▶ _TASK DESCRIPTION_
The required output is every entry below, copied exactly.
[Opening SUPPLIED DATA section]
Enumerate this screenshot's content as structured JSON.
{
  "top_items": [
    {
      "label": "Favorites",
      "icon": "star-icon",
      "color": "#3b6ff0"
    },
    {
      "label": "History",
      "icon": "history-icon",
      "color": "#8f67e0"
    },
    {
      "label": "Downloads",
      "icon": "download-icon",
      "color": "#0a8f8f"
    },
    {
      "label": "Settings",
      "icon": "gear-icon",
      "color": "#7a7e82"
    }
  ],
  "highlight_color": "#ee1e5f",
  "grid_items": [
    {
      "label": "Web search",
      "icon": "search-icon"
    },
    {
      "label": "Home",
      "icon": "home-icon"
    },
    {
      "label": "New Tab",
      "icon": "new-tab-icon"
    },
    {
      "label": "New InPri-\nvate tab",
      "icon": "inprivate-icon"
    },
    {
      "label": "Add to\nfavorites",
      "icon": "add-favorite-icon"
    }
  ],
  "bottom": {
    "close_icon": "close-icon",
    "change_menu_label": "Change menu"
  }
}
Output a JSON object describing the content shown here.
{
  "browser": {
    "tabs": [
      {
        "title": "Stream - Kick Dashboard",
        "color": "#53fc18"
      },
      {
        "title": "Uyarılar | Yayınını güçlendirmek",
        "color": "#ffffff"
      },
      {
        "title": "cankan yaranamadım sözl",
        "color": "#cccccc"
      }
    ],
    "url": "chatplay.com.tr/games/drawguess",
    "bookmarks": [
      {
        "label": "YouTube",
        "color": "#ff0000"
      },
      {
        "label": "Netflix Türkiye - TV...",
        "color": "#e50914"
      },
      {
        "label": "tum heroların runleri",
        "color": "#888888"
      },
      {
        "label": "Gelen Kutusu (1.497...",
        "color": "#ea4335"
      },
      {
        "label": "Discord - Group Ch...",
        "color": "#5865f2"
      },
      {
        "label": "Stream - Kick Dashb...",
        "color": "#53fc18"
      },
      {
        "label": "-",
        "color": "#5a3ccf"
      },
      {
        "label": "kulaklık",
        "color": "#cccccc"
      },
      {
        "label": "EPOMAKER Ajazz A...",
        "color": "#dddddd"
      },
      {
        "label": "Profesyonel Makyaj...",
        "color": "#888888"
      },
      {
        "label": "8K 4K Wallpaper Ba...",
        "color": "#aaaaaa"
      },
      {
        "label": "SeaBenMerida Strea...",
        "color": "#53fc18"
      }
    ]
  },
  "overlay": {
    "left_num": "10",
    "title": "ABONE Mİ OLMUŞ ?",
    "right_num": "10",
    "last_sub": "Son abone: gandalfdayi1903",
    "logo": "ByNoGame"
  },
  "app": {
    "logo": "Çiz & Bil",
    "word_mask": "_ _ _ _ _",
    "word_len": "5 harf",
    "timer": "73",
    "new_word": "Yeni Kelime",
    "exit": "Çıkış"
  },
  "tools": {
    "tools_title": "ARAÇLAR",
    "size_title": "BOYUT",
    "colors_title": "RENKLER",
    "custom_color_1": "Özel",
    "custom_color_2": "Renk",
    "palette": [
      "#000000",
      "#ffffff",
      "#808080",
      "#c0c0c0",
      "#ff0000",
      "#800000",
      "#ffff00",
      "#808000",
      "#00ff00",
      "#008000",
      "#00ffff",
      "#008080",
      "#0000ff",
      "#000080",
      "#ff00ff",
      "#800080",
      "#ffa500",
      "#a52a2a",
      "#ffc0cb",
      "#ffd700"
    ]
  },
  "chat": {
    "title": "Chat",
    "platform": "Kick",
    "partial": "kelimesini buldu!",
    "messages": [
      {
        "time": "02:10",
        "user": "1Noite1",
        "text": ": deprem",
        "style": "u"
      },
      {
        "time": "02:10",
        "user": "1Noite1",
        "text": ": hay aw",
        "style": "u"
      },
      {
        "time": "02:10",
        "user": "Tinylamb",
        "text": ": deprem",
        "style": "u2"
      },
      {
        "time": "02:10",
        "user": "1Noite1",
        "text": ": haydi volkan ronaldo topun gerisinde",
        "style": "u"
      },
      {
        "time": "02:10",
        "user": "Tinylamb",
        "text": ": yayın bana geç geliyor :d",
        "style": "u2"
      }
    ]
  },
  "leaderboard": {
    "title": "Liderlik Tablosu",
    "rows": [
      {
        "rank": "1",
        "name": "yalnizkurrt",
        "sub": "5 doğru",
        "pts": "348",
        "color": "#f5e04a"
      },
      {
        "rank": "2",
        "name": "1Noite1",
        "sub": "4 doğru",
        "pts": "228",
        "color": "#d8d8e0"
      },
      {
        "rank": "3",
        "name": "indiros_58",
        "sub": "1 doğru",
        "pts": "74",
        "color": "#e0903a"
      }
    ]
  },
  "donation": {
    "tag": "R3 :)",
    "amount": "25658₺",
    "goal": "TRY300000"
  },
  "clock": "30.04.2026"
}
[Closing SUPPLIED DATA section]
▶ _EXERCISE RESPONSE_
Enumerate this screenshot's content as structured JSON.
{
  "top_items": [
    {
      "label": "Favorites",
      "icon": "star-icon",
      "color": "#3b6ff0"
    },
    {
      "label": "History",
      "icon": "history-icon",
      "color": "#8f67e0"
    },
    {
      "label": "Downloads",
      "icon": "download-icon",
      "color": "#0a8f8f"
    },
    {
      "label": "Settings",
      "icon": "gear-icon",
      "color": "#7a7e82"
    }
  ],
  "highlight_color": "#ee1e5f",
  "grid_items": [
    {
      "label": "Web search",
      "icon": "search-icon"
    },
    {
      "label": "Home",
      "icon": "home-icon"
    },
    {
      "label": "New Tab",
      "icon": "new-tab-icon"
    },
    {
      "label": "New InPri-\nvate tab",
      "icon": "inprivate-icon"
    },
    {
      "label": "Add to\nfavorites",
      "icon": "add-favorite-icon"
    }
  ],
  "bottom": {
    "close_icon": "close-icon",
    "change_menu_label": "Change menu"
  }
}
Output a JSON object describing the content shown here.
{
  "browser": {
    "tabs": [
      {
        "title": "Stream - Kick Dashboard",
        "color": "#53fc18"
      },
      {
        "title": "Uyarılar | Yayınını güçlendirmek",
        "color": "#ffffff"
      },
      {
        "title": "cankan yaranamadım sözl",
        "color": "#cccccc"
      }
    ],
    "url": "chatplay.com.tr/games/drawguess",
    "bookmarks": [
      {
        "label": "YouTube",
        "color": "#ff0000"
      },
      {
        "label": "Netflix Türkiye - TV...",
        "color": "#e50914"
      },
      {
        "label": "tum heroların runleri",
        "color": "#888888"
      },
      {
        "label": "Gelen Kutusu (1.497...",
        "color": "#ea4335"
      },
      {
        "label": "Discord - Group Ch...",
        "color": "#5865f2"
      },
      {
        "label": "Stream - Kick Dashb...",
        "color": "#53fc18"
      },
      {
        "label": "-",
        "color": "#5a3ccf"
      },
      {
        "label": "kulaklık",
        "color": "#cccccc"
      },
      {
        "label": "EPOMAKER Ajazz A...",
        "color": "#dddddd"
      },
      {
        "label": "Profesyonel Makyaj...",
        "color": "#888888"
      },
      {
        "label": "8K 4K Wallpaper Ba...",
        "color": "#aaaaaa"
      },
      {
        "label": "SeaBenMerida Strea...",
        "color": "#53fc18"
      }
    ]
  },
  "overlay": {
    "left_num": "10",
    "title": "ABONE Mİ OLMUŞ ?",
    "right_num": "10",
    "last_sub": "Son abone: gandalfdayi1903",
    "logo": "ByNoGame"
  },
  "app": {
    "logo": "Çiz & Bil",
    "word_mask": "_ _ _ _ _",
    "word_len": "5 harf",
    "timer": "73",
    "new_word": "Yeni Kelime",
    "exit": "Çıkış"
  },
  "tools": {
    "tools_title": "ARAÇLAR",
    "size_title": "BOYUT",
    "colors_title": "RENKLER",
    "custom_color_1": "Özel",
    "custom_color_2": "Renk",
    "palette": [
      "#000000",
      "#ffffff",
      "#808080",
      "#c0c0c0",
      "#ff0000",
      "#800000",
      "#ffff00",
      "#808000",
      "#00ff00",
      "#008000",
      "#00ffff",
      "#008080",
      "#0000ff",
      "#000080",
      "#ff00ff",
      "#800080",
      "#ffa500",
      "#a52a2a",
      "#ffc0cb",
      "#ffd700"
    ]
  },
  "chat": {
    "title": "Chat",
    "platform": "Kick",
    "partial": "kelimesini buldu!",
    "messages": [
      {
        "time": "02:10",
        "user": "1Noite1",
        "text": ": deprem",
        "style": "u"
      },
      {
        "time": "02:10",
        "user": "1Noite1",
        "text": ": hay aw",
        "style": "u"
      },
      {
        "time": "02:10",
        "user": "Tinylamb",
        "text": ": deprem",
        "style": "u2"
      },
      {
        "time": "02:10",
        "user": "1Noite1",
        "text": ": haydi volkan ronaldo topun gerisinde",
        "style": "u"
      },
      {
        "time": "02:10",
        "user": "Tinylamb",
        "text": ": yayın bana geç geliyor :d",
        "style": "u2"
      }
    ]
  },
  "leaderboard": {
    "title": "Liderlik Tablosu",
    "rows": [
      {
        "rank": "1",
        "name": "yalnizkurrt",
        "sub": "5 doğru",
        "pts": "348",
        "color": "#f5e04a"
      },
      {
        "rank": "2",
        "name": "1Noite1",
        "sub": "4 doğru",
        "pts": "228",
        "color": "#d8d8e0"
      },
      {
        "rank": "3",
        "name": "indiros_58",
        "sub": "1 doğru",
        "pts": "74",
        "color": "#e0903a"
      }
    ]
  },
  "donation": {
    "tag": "R3 :)",
    "amount": "25658₺",
    "goal": "TRY300000"
  },
  "clock": "30.04.2026"
}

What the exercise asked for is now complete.